Much of the impetus to get back into the workforce, Ms Olsberg said, has arisen due to financial difficulties.

“People were saying ‘I lost money in the 2008 GFC so I thought I was going to have enough but I didn’t’,” she said.

Around 30 people were in attendance, including those from the Waverley Home Library and the Association of Independent Retirees.

Employment was not the only issue under discussion. Founder of Arts and Health Australia, Margret Meagher, said problems surrounding mobility were a perennial concern.

“It’s about the importance of making public areas accessible,” she said. “People are conscious that as you get older you’re more restricted in terms of stairs.

“The issue there was when councils develop parks, they need to be thinking about pathways that are suitable for older people.”

One attending woman mentioned the cliff-walk around Tamarama which incorporates several stair sections in its design. She said it was largely inaccessible to those who have difficulty walking and that such issues need to be resolved.

Also present was Reg Ryan, 87, who was not entirely impressed by the proceedings. He said much of the dialogue was impractical, such as discussion about expanding the size of roads in the eastern Sydney area.

Mr Ryan said there was not enough “hard-nosed analysis” in light of the current political and economic situation. He did not think the consultation would lead to effective action from the NSW government.

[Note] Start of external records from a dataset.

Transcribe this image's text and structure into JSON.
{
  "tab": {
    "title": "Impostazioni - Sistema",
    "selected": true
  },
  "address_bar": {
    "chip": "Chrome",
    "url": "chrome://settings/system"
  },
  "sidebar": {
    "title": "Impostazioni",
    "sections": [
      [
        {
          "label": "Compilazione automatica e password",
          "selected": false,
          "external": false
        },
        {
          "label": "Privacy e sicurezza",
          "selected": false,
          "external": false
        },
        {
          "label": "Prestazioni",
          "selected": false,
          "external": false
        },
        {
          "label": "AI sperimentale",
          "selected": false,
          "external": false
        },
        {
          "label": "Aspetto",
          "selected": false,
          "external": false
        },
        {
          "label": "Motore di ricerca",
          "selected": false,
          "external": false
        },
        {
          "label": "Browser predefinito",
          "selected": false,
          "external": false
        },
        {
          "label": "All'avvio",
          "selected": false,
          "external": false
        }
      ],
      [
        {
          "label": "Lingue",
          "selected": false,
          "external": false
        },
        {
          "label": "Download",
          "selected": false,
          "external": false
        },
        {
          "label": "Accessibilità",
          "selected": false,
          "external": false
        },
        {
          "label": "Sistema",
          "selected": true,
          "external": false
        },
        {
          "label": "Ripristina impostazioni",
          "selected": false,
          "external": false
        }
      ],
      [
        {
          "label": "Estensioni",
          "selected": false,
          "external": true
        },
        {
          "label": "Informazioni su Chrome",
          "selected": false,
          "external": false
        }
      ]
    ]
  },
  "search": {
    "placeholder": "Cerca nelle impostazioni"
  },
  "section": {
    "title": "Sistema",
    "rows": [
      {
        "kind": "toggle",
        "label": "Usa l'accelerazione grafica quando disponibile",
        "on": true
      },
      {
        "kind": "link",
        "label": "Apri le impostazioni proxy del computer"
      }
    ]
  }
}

A spokesperson from the NSW Government said details of the draft will be released in March for public comment.

The resulting Government Ageing Strategy will be announced in July.